At the end of the nineteenth century, wars throughout the world clearly showed the desire of the advanced industrial nations to extend or consolidate their overseas empires. In 1898 the United States fought Spain to protect its predominance in the Caribbean and to establish more firmly its influence in the Pacific. A year later in South Africa, Bri...
Chapter
For Soviet critics, Western historians gave too much emphasis to the fall of tsarism rather than to the necessity for its overthrow in the February Revolution, and exaggerated the degree of social harmony in general while underestimating the role of the proletariat led by the Bolsheviks at the beginning of 1917. Moreover, the charge continued, ther...
Chapter
The period from the middle of the fifteenth century to the middle of the seventeenth century is known in the Western world as that of the formation of nation-states, of great geographical discoveries, of the Renaissance, Reformation and Counter-Reformation. Parallel developments occurring at the eastern extremities of the Western world clearly demo...

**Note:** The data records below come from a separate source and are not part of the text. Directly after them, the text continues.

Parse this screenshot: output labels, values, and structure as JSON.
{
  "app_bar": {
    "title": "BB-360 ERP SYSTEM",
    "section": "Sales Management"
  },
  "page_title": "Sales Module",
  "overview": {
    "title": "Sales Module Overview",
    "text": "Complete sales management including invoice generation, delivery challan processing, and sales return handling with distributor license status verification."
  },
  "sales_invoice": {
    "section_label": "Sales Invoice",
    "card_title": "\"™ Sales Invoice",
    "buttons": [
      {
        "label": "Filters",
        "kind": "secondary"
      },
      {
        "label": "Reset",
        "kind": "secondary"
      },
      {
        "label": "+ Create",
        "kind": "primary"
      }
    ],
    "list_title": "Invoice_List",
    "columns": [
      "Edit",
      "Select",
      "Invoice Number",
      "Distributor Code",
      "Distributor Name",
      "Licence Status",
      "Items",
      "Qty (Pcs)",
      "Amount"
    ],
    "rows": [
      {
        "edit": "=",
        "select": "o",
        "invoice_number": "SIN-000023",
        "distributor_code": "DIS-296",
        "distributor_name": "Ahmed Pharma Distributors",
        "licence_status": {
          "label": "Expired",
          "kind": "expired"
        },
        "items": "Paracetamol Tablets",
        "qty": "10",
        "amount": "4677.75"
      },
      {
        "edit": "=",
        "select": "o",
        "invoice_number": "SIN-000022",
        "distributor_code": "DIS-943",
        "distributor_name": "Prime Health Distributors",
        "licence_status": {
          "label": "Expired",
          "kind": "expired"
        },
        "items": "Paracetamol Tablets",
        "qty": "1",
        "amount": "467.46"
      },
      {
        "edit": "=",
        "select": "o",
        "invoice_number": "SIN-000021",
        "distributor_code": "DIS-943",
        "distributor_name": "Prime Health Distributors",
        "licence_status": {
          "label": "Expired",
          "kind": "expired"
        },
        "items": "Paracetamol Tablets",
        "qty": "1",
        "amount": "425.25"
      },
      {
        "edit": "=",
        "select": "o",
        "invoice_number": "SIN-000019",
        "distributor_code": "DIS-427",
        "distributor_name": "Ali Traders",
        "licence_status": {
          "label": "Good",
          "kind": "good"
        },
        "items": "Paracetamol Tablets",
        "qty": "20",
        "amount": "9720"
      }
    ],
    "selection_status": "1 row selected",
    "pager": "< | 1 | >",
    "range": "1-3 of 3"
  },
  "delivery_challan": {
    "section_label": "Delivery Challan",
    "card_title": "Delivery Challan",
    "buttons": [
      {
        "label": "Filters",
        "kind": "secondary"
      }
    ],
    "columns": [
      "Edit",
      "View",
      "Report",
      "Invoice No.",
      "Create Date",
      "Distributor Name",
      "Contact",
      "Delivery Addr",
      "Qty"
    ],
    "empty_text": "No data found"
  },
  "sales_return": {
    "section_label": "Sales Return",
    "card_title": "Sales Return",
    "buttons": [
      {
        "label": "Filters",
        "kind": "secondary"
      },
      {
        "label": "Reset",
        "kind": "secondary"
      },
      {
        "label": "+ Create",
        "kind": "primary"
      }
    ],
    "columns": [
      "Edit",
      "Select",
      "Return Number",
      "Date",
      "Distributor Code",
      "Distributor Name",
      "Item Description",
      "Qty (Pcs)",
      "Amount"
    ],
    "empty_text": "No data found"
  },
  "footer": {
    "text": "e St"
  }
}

Chapter
From the vantage point of the middle 1990s, Russian history seemed to be uncomfortably placed at one of its many critical points. Parallels suggested themselves with the Time of Troubles at the beginning of the seventeenth century, or the collapse following the Russian Revolution of 1917. To optimists, this was the birth trauma of a new age, to pes...
Chapter
After the removal from power of Khrushchev in October 1964, two new leaders emerged in the ample shape of L. I. Brezhnev and the more slender figure of A. N. Kosygin. Their order of precedence turned out to be more than alphabetical (unlike the earlier B. and K.), and a new if at first minor ‘cult of personality’ was erected around the substantial...
Chapter
In 1698, Peter I hastily returned from his first visit to Western Europe determined to crush the streltsy along with their adherence to the old ways and to put into practice his new ideas for the transformation of Russia. As well as cutting off the heads of the streltsy, he cut off the beards of his courtiers, the outward symbols of their adherence...
Chapter
Everybody knows that the Russian land is vast, cold and mostly flat, with mighty rivers but little access to the sea. Like most common knowledge, this particular example is in an important sense correct, but it also requires some modification. Even now, after the collapse of the Soviet Union, the Russian Federation remains a huge state, still stret...
Chapter
‘Peter gave Russians bodies, and Catherine — souls’, declared a contemporary poet, thereby expressing in a personalised manner some of the differences between the two phases of absolutism. Peter’s emphasis was indeed on the practical and Catherine’s on the intellectual. The two phases may also be separated according to the major Western influences...
Article
Russia and Scotland share a patron saint. Moreover, according to some accounts, St Andrew carried out much of his mission near the Black Sea while his relics were brought to Scotland. The Declaration of Arbroath, 1320, tells us that the Scottish people themselves originated in Scythia. Arguably, the customary translation into English of the word ro...
Article
BolkhovitinovN. N.et al. (eds.), The History of the USA, 1607–1877/Istoriia SSHA v chetyrekh tomakh: Tom pervyi, 1607–1877 (Moscow: Nauka, 1983, 4 rubles, 20 kopecks). Pp. 687. - Volume 19 Issue 2 - Paul Dukes

Projects

Project (1)